But Christ’s use of “watch” in connection with His signs for “the end of the world” (Matthew 24:3) and Paul’s use of watch and support for the following theme. Evangelical Christians who do not watch because watching is not taught in their church may be unprepared for what is coming. In short, Israel was protected at Passover by blood on the doorpost and by watching, Exodus 12:10,43. Christ died as the lamb so that we do not need to sacrifice animals, but the command to watch on the eve of Passover was maintained.

Spring is the second most popular, followed by fall and winter. Only about thirteen percent of weddings are held in the winter, even with Valentine’s Day! The reason for this is simple. As wedding costs continue to increase, more and more couples are planning casual, outdoor affairs. And you simply can’t do that in the dead of winter. We must also consider that teachers and other trained professionals have vacation time in the summer.

The shofar is unique in that it is a musical instrument typically created from the horn of a kosher male animal. According to Rabbi Moshe Gallante II’s Elef Hamagen, the horn preferences delineate with the curved ram horn, curved other sheep horn, curved other animal horn and straight ram’s horn being the order of most preferred to least. If non-kosher animal horns are used, there must be a special bracha or blessing. Still cow horns or antlered animal horns are not preferred.

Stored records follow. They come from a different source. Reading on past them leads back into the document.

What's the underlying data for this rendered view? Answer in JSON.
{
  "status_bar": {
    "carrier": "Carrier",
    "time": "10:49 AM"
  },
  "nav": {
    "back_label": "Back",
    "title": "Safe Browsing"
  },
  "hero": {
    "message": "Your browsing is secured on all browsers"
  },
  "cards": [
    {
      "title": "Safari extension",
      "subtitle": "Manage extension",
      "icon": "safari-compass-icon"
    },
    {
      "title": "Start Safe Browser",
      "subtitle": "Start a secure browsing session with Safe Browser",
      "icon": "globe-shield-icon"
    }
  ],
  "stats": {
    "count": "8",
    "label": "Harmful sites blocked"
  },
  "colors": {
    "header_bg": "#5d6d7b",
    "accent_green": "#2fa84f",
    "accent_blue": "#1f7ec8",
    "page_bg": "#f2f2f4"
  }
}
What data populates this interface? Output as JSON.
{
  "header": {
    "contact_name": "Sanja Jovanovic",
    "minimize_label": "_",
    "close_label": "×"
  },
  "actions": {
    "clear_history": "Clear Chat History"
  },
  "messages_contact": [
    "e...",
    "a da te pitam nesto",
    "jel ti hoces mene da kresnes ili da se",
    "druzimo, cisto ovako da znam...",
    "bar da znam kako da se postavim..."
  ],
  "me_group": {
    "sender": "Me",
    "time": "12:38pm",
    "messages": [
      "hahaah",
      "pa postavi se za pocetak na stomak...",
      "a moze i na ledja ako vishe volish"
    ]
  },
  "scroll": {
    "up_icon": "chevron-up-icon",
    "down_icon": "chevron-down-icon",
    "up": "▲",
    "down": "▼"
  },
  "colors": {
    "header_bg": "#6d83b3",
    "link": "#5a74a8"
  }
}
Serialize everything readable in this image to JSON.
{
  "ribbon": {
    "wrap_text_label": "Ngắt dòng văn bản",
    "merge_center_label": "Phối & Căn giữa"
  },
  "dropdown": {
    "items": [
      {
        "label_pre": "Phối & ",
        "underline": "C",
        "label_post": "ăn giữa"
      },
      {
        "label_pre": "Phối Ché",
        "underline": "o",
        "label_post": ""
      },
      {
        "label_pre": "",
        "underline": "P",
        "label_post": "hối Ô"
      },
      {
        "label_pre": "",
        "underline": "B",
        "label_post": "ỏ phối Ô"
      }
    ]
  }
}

This rendition captures the heart of Chassidic philosophy. Responsibility for our actions and our future are dependent on man, not G-d. It is we who ultimately determine our fate.